Just before the first track of the Management's debut EP "Seventeen Minutes in the Cheap Seats" drops into an unrelentingly heavy breakbeat with smooth Brian Wilson-like harmonies, drips a peculiar sample from a Ramones track that states "This... is Rock n' Roll."
But one thing is for sure -- this is not your father's rock n' roll. "Seventeen Minutes" thrusts itself into a captivating post-modern soundscape that could very well have been a result of George Martin and the RZA collaborating on a remake of the Clockwork Orange soundtrack. One gets the sense that these guys were bred on the sounds of the 60s-90s (from almost every genre) because they meld them all together to form some pretty catchy vocal sounds with experimental rock sensibilities that deftly utilize samples and electronic aesthetics most pervasive today in hip hop and dance music. All in all it is quite ambitious for a first release.

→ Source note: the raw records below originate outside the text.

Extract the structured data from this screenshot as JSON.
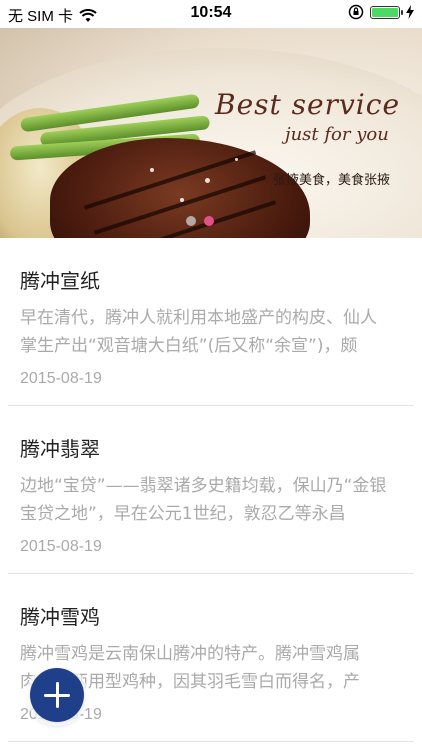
{
  "status_bar": {
    "carrier": "无 SIM 卡",
    "time": "10:54"
  },
  "banner": {
    "script_line1": "Best service",
    "script_line2": "just for you",
    "slogan": "张掖美食，美食张掖",
    "pager": {
      "count": 2,
      "active_index": 1
    }
  },
  "articles": [
    {
      "title": "腾冲宣纸",
      "summary": "早在清代，腾冲人就利用本地盛产的构皮、仙人掌生产出“观音塘大白纸”(后又称“余宣”)，颇",
      "date": "2015-08-19"
    },
    {
      "title": "腾冲翡翠",
      "summary": "边地“宝贷”——翡翠诸多史籍均载，保山乃“金银宝贷之地”，早在公元1世纪，敦忍乙等永昌",
      "date": "2015-08-19"
    },
    {
      "title": "腾冲雪鸡",
      "summary": "腾冲雪鸡是云南保山腾冲的特产。腾冲雪鸡属肉、蛋两用型鸡种，因其羽毛雪白而得名，产",
      "date": "2015-08-19"
    }
  ],
  "fab": {
    "icon": "plus-icon",
    "color": "#1f3f8a"
  },
  "colors": {
    "pager_active": "#e6508a",
    "battery": "#4cd964"
  }
}
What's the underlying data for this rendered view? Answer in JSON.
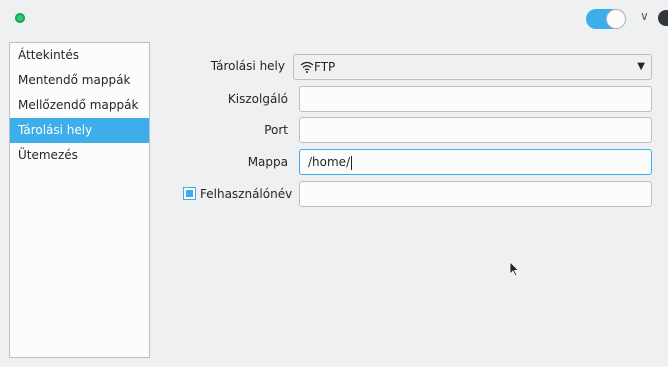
{
  "titlebar": {
    "toggle_on": true
  },
  "sidebar": {
    "items": [
      {
        "label": "Áttekintés",
        "active": false
      },
      {
        "label": "Mentendő mappák",
        "active": false
      },
      {
        "label": "Mellőzendő mappák",
        "active": false
      },
      {
        "label": "Tárolási hely",
        "active": true
      },
      {
        "label": "Ütemezés",
        "active": false
      }
    ]
  },
  "form": {
    "storage": {
      "label": "Tárolási hely",
      "value": "FTP",
      "icon": "wifi-icon"
    },
    "server": {
      "label": "Kiszolgáló",
      "value": ""
    },
    "port": {
      "label": "Port",
      "value": ""
    },
    "folder": {
      "label": "Mappa",
      "value": "/home/"
    },
    "username": {
      "label": "Felhasználónév",
      "value": "",
      "checked": true
    }
  },
  "colors": {
    "accent": "#3daee9",
    "status": "#2ecc71"
  }
}
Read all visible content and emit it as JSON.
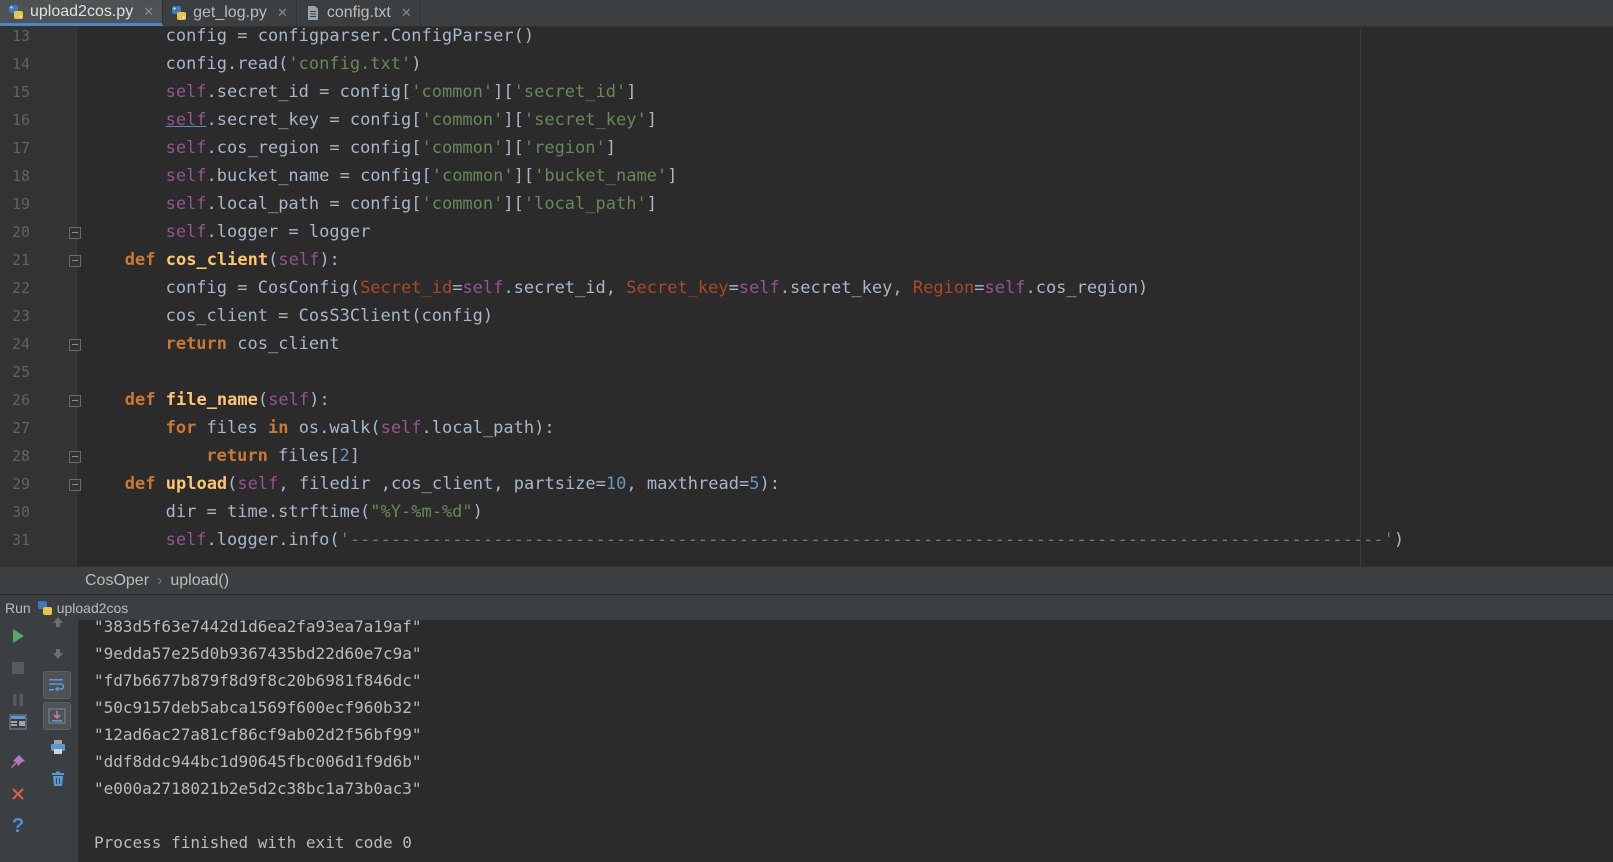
{
  "tabs": [
    {
      "label": "upload2cos.py",
      "active": true,
      "icon": "python-file-icon"
    },
    {
      "label": "get_log.py",
      "active": false,
      "icon": "python-file-icon"
    },
    {
      "label": "config.txt",
      "active": false,
      "icon": "text-file-icon"
    }
  ],
  "editor": {
    "line_numbers": [
      "13",
      "14",
      "15",
      "16",
      "17",
      "18",
      "19",
      "20",
      "21",
      "22",
      "23",
      "24",
      "25",
      "26",
      "27",
      "28",
      "29",
      "30",
      "31"
    ]
  },
  "breadcrumb": {
    "class_name": "CosOper",
    "method_name": "upload()"
  },
  "run": {
    "label": "Run",
    "config_name": "upload2cos",
    "output": [
      "\"383d5f63e7442d1d6ea2fa93ea7a19af\"",
      "\"9edda57e25d0b9367435bd22d60e7c9a\"",
      "\"fd7b6677b879f8d9f8c20b6981f846dc\"",
      "\"50c9157deb5abca1569f600ecf960b32\"",
      "\"12ad6ac27a81cf86cf9ab02d2f56bf99\"",
      "\"ddf8ddc944bc1d90645fbc006d1f9d6b\"",
      "\"e000a2718021b2e5d2c38bc1a73b0ac3\"",
      "",
      "Process finished with exit code 0"
    ]
  },
  "colors": {
    "keyword": "#cc7832",
    "function": "#ffc66d",
    "self": "#94558d",
    "string": "#6a8759",
    "number": "#6897bb",
    "param": "#aa4926"
  }
}
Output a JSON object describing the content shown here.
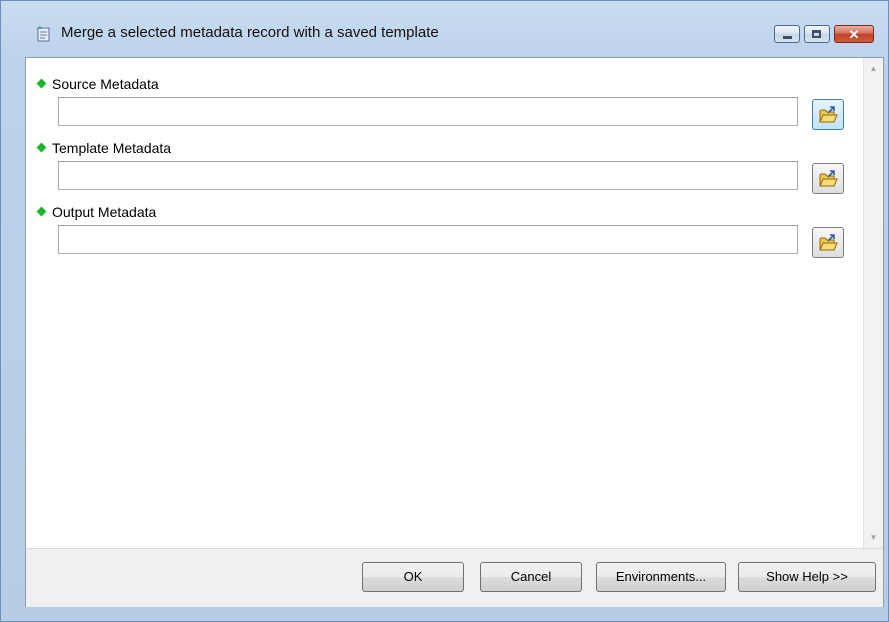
{
  "window": {
    "title": "Merge a selected metadata record with a saved template",
    "close_glyph": "✕"
  },
  "parameters": [
    {
      "label": "Source Metadata",
      "value": "",
      "required": true
    },
    {
      "label": "Template Metadata",
      "value": "",
      "required": true
    },
    {
      "label": "Output Metadata",
      "value": "",
      "required": true
    }
  ],
  "buttons": {
    "ok": "OK",
    "cancel": "Cancel",
    "environments": "Environments...",
    "show_help": "Show Help >>"
  },
  "icons": {
    "app": "metadata-tool-icon",
    "browse": "open-folder-icon",
    "required": "green-diamond-icon"
  },
  "colors": {
    "required_dot": "#19b52c",
    "title_bar": "#c9dcf0",
    "close_button": "#c0452a"
  }
}
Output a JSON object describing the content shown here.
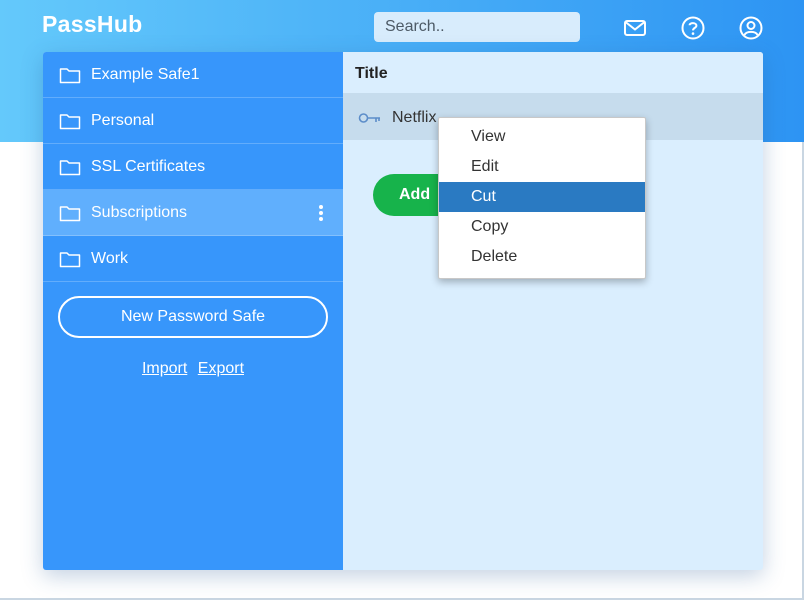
{
  "app": {
    "logo": "PassHub"
  },
  "header": {
    "search_placeholder": "Search..",
    "icons": [
      "mail-icon",
      "help-icon",
      "user-icon"
    ]
  },
  "sidebar": {
    "safes": [
      {
        "label": "Example Safe1"
      },
      {
        "label": "Personal"
      },
      {
        "label": "SSL Certificates"
      },
      {
        "label": "Subscriptions",
        "selected": true
      },
      {
        "label": "Work"
      }
    ],
    "new_safe_label": "New Password Safe",
    "import_label": "Import",
    "export_label": "Export"
  },
  "main": {
    "column_title": "Title",
    "items": [
      {
        "label": "Netflix",
        "icon": "key-icon"
      }
    ],
    "add_label": "Add"
  },
  "context_menu": {
    "items": [
      {
        "label": "View"
      },
      {
        "label": "Edit"
      },
      {
        "label": "Cut",
        "highlighted": true
      },
      {
        "label": "Copy"
      },
      {
        "label": "Delete"
      }
    ]
  },
  "colors": {
    "header_gradient_start": "#64c9fb",
    "header_gradient_end": "#2d94f3",
    "sidebar": "#3796fb",
    "sidebar_selected": "#60affd",
    "main_bg": "#daeefe",
    "add_button": "#17b34b",
    "menu_highlight": "#2a7ac2"
  }
}
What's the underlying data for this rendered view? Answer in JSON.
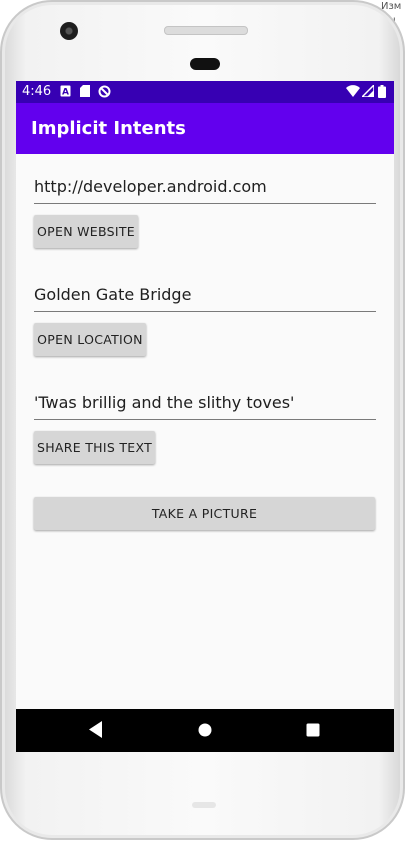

The title, "Seventeen Minutes in the Cheap Seats", refers not only to the length of its 6 songs and 2 instrumentals, but also to the low-budget fashion in which it was recorded, on "hand-me down" equipment. Admittedly the guys coax an intriguing blend of futuristic sounds out of their old-fashioned equipment, but audiophile purists may balk at the lo-fi production value. To their credit, their "dirty-sounding" production actually becomes part of their sound and lends well to the overall retro-future style. What occurs is a bizarre ride through their spacey dream world with some good songs that bounce around a serious genre limbo. Defying all attempts at genre classification, "Seventeen Minutes..." ekes out its own sampler-wielding niche that seems to improve with each listen, and invites anticipation for future projects. Definitely worth checking out.
Check out the artist's website:
1. I Know the Radio
2. Coffeeshop Girls
3. The Same
4. Temporal Stasis Hymn
5. Artificial Breathing
6. Emergency Dogs
7. Instrumental #1
8. Instrumental #2